The now ubiquitous passive vehicle immobilizers have played a major role in improving car security. With their sophisticated technology, they have helped to reduce car theft significantly. This article provides interesting insights into design and security aspects of passive immobilizers.
For years, consumers have come to rely on the convenience and added security that a passive vehicle immobilizer system offers. These systems consist of a key fob and a base station, mounted in the vehicle. They work together to determine if the driver is authorized to start the vehicle. Of equal or greater importance is the system's ability to prevent unauthorized sources from using the vehicle. While top level functionality of a vehicle immobilizer is simple to describe, the underlying technology enabling it is intriguing and sophisticated.
This feature explores both the hardware and software aspects of vehicle immobilizer systems as well as offer noteworthy comments on design and security considerations. Specifics covered include communication technology, system interfaces, field generation and modulation, authentication, and countermeasures. Read the full article here, courtesy of Automotive Designline Europe.
As these systems get more complex the chance that a bug allows unauthorized entry into the system increases. Just think what would happen if the keyfob was running under windows!
The design needs to be very robust so the use of open source code as a basis for the design seems like a good approach. Hopefully it won't help a hacker identify possible attack vectors...
I had not realized how complex the key fob system was. But I can offer one way to make it much more resistant to an attack, which is that after 2 or 3 incorrect responses, it would be required to remove the key from the lock and then re-insert the key. This would add many seconds to an attack and make an attack quite a bit more manual, which would be just what thieves are not wanting. Of course, the next question is how often does the correct key require a re-try? If a proper key works the first time 99% of the time, then simply adding a 1 second delay, along with an error message, would slow an attack quite a bit. Clearly, a lot depends on how well the system works with the correct key.
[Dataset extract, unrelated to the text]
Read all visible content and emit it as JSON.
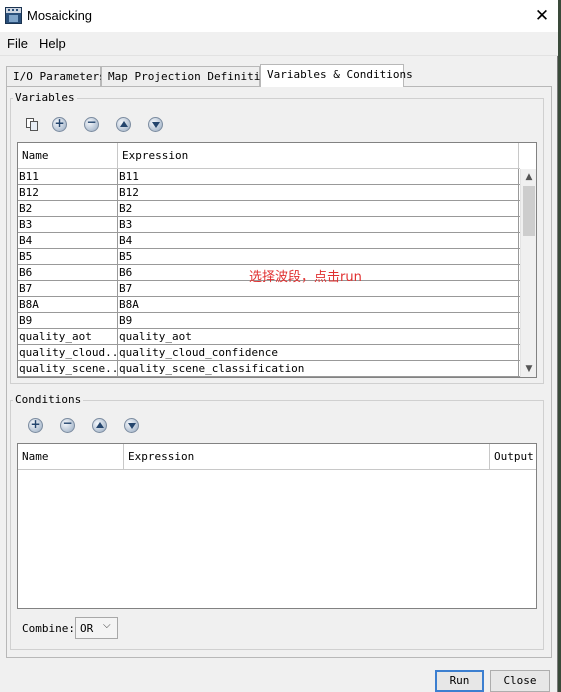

David Patterson, known for his pioneering research that led to RAID, clusters and more, is part of a team at UC Berkeley that recently made its RISC-V processor architecture an open source hardware offering. We talk with Patterson and one of his colleagues behind the effort about the opportunities they see, what new kinds of designs they hope to enable and what it means for today’s commercial processor giants such as Intel, ARM and Imagination Technologies.